Latest stem cell news and commentary

Unproven stem cell therapy goes to trial

A controversial and unproven stem cell procedure is to be evaluated in a controlled clinical trial, following a vote in the Italian Senate last week.

The Italian Parliament’s Chamber of Deputies had last Monday voted to amend an earlier controversial decree by Italian Senate, which allowed the unproven stem cell method developed by the Stamina Foundation to be used for severely or terminally ill new patients for 18 months.

Spotlight on clinical research for International Clinical Trials Day

Earlier this month our partner ECRIN celebrated International Clinical Trials Day with an event in Warsaw.

Tips for imaginative science writing

With our stem cell non-fiction writing competition well underway, writer and competition organiser Barbara Melville shares some top tips for creative non-fiction writing. Keep reading for her advice on how to compose a great entry for our imaginative science writing category. And don't forget, whether it's writing, graphic non-fiction or non-fiction poetry that's your thing, the deadline for submissions in all competition categories is 30th June.

Schools pack now available in print

Our All about stem cells activity pack is now available to order in print!

Suitable for use with 16+ year olds, the pack contains a set of activity cards, an activity guide with lesson plan and a question card for students. Read on to find out more about the materials and how to order.

 

 

 

Start as a Stem Cell floor game in action

My name is Marisa Ojala and I am doing my PhD studies at the Institute of Biomedical Technology in the University of Tampere, Finland. Our heart group is lead by Katriina Aalto-Setälä and the aim of our group is to study genetic heart diseases using human induced pluripotent stem cells  – a lab-grown type of stem cell that can make all the different cells of the body. In my project I am focusing on a disease called familial hypertrophic cardiomyopathy (HCM). I recently had the chance to try out EuroStemCell's Start as a Stem Cell game for introducing the public to stem cells and I would like to share my experiences with you.

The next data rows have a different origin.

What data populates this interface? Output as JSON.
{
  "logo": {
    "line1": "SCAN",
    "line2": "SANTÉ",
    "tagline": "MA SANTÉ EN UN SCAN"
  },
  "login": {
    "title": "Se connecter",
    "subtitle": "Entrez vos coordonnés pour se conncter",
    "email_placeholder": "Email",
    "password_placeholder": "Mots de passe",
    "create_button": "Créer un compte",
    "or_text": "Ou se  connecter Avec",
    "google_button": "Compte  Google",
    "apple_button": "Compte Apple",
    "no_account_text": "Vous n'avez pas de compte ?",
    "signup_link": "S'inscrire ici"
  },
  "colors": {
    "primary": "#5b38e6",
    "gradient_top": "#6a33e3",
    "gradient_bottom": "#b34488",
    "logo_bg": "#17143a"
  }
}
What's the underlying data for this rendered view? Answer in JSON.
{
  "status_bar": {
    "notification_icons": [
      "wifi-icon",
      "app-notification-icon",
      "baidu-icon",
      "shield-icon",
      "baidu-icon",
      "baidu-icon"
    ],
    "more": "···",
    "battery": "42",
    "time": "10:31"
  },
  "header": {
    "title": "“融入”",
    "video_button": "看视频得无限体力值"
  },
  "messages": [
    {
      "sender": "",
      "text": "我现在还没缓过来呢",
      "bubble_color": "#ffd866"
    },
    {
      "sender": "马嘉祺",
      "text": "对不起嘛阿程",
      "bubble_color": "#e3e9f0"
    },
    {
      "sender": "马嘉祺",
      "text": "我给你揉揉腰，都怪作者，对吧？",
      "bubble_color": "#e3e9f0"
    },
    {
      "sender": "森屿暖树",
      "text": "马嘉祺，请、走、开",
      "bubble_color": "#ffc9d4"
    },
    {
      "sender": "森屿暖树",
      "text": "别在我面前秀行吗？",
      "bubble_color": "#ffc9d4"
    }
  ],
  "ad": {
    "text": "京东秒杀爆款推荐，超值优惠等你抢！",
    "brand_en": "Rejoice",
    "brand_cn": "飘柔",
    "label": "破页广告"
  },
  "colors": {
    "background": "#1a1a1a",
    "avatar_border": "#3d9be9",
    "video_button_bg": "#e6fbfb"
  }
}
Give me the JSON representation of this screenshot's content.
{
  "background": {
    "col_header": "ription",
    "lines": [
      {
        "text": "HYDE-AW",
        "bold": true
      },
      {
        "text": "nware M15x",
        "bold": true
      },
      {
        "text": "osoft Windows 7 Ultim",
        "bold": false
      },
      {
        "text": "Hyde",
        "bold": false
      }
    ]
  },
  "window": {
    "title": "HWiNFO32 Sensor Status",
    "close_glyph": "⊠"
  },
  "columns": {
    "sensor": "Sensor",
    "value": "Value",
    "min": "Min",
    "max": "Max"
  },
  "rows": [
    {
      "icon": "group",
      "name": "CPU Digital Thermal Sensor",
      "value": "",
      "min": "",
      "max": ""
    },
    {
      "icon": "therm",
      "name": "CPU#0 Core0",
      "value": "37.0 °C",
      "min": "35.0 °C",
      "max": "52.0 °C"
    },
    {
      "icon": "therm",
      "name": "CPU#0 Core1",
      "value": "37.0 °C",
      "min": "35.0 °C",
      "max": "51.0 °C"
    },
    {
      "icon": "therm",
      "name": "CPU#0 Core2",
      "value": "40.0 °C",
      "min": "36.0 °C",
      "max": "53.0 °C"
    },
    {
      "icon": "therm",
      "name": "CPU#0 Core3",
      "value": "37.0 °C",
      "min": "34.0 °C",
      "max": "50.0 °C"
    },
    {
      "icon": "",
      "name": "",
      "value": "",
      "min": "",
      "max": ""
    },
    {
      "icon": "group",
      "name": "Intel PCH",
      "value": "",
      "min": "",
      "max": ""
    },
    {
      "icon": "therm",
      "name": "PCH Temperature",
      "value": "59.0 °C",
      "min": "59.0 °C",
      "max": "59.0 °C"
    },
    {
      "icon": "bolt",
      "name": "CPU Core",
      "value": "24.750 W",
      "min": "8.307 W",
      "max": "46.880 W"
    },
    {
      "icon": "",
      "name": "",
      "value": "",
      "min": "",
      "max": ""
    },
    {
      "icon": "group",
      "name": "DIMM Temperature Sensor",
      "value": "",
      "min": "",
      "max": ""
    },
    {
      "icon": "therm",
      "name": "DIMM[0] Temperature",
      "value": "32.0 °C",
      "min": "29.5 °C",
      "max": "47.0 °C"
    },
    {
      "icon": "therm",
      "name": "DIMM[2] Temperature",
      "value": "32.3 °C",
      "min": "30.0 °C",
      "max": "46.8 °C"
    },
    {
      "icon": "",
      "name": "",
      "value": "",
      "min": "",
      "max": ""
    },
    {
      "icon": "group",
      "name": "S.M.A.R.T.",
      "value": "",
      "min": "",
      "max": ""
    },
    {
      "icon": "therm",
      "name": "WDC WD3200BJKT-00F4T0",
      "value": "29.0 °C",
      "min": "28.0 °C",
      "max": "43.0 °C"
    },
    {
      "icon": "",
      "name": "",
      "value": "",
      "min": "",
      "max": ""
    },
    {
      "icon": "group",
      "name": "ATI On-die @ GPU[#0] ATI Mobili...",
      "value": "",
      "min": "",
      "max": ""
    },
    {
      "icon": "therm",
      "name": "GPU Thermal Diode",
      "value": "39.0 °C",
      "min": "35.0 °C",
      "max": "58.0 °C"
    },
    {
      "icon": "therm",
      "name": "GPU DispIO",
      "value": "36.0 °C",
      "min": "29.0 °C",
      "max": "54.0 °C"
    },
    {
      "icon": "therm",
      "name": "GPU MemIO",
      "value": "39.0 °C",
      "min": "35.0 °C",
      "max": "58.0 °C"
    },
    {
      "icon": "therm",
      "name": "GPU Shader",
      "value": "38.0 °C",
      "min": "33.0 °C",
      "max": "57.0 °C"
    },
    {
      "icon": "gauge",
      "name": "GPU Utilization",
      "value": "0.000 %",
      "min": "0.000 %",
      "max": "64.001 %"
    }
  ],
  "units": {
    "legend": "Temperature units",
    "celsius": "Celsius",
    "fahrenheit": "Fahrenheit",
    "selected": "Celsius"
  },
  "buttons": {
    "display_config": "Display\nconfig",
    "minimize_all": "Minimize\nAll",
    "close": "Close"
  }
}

"Regulation under attack": researchers concerned about unproven stem cell therapies

Leading stem cell experts have published a statement expressing serious concerns about unproven stem cell therapies. Their article, published on 3rd May in The EMBO Journal, sends a strong message to the Italian parliament, which is currently debating whether to change a recent law allowing the use of certain untested stem cell therapies in public hospitals. The group of 12 senior scientists and 1 legal expert argue that 'only rigorous science and rigorous regulation can ensure translation of science into effective therapies.'

Our non-fiction writing competition: FAQ

Have you seen our stem cell non-fiction writing competition? We launched it at the start of April, with a deadline of 30th June. You can enter non-fiction imaginative science writing, graphical work or poetry to be in with the chance to win 300 Euros and publication on eurostemcell.org.

We've had several questions about the details of the competition, so we've decided to publish the answers here. We'll keep adding to these over the coming weeks. If you can't find the answer you're looking for below, please contact Barbara Melville.

Stem Cell Generations!

Our partners at the University of Cambridge have been using tools from our stem cell toolkit as part of their public engagement over recent weeks. Read on to find out more about what the enthusiastic Cambridge researchers have been up to.

Stem cell therapies and neurological disorders of the brain: what is the truth?

There have been several claims that stem cells can already be used in patients affected by neurological disorders. What do we really know about these therapies and how should these claims be viewed?

Making red blood cells: A model of stem cell therapy development

Translating laboratory research into cell therapies raises many complex questions and challenges for both science and society. Social scientist Emma King spent four years following a regenerative medicine research project to examine how clinical translation might work in practice. Here, she reflects on what she learnt and what it might mean for the development of future therapies.

Syndicate content